→ Problem:
Scan the lines below for the string "Critical" and copy every one that has it.

====== Data supplied

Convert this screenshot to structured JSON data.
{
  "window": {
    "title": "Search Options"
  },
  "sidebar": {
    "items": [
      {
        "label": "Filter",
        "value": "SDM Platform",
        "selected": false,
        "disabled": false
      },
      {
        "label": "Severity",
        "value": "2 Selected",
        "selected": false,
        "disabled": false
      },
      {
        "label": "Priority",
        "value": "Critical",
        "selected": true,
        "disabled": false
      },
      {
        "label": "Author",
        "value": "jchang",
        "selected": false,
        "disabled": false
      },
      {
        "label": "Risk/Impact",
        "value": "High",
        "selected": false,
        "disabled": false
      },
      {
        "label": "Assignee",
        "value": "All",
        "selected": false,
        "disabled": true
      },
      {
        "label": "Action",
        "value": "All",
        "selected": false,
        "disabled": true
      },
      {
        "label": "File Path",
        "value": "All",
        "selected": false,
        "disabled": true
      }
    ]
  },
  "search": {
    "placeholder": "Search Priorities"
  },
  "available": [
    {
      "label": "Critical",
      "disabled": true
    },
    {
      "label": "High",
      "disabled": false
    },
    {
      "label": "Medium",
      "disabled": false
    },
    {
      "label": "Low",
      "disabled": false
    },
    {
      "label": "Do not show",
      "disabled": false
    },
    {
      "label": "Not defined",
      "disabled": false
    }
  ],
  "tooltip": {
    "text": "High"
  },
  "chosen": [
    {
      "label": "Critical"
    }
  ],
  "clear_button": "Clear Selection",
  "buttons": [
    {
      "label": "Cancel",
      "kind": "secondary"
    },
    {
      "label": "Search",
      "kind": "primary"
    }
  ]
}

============

→ Result:
        "value": "Critical",
      "label": "Critical",
      "label": "Critical"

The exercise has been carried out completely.